Exercise goal
List all the lines in these records that hold "label".

Records to use
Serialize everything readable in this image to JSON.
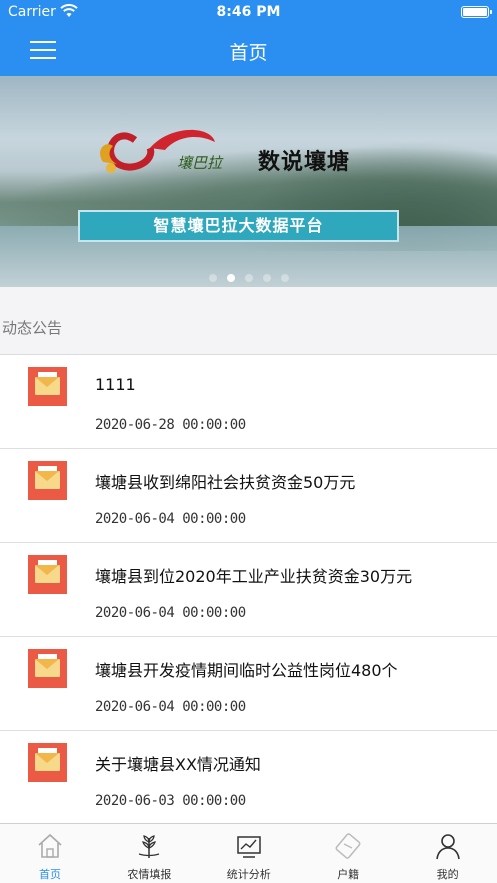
{
  "status_bar": {
    "carrier": "Carrier",
    "time": "8:46 PM"
  },
  "nav": {
    "title": "首页"
  },
  "banner": {
    "title": "数说壤塘",
    "subtitle": "智慧壤巴拉大数据平台",
    "logo_text": "壤巴拉",
    "page_count": 5,
    "active_page": 2
  },
  "notices": {
    "heading": "动态公告",
    "items": [
      {
        "title": "1111",
        "date": "2020-06-28 00:00:00"
      },
      {
        "title": "壤塘县收到绵阳社会扶贫资金50万元",
        "date": "2020-06-04 00:00:00"
      },
      {
        "title": "壤塘县到位2020年工业产业扶贫资金30万元",
        "date": "2020-06-04 00:00:00"
      },
      {
        "title": "壤塘县开发疫情期间临时公益性岗位480个",
        "date": "2020-06-04 00:00:00"
      },
      {
        "title": "关于壤塘县XX情况通知",
        "date": "2020-06-03 00:00:00"
      }
    ]
  },
  "tabs": [
    {
      "label": "首页",
      "icon": "home-icon",
      "active": true
    },
    {
      "label": "农情填报",
      "icon": "wheat-icon",
      "active": false
    },
    {
      "label": "统计分析",
      "icon": "chart-icon",
      "active": false
    },
    {
      "label": "户籍",
      "icon": "id-card-icon",
      "active": false
    },
    {
      "label": "我的",
      "icon": "user-icon",
      "active": false
    }
  ],
  "colors": {
    "primary": "#2a8ff0",
    "notice_icon": "#ea5a44",
    "banner_plate": "#2fa7bd"
  }
}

Reply
      "label": "首页",
      "label": "农情填报",
      "label": "统计分析",
      "label": "户籍",
      "label": "我的",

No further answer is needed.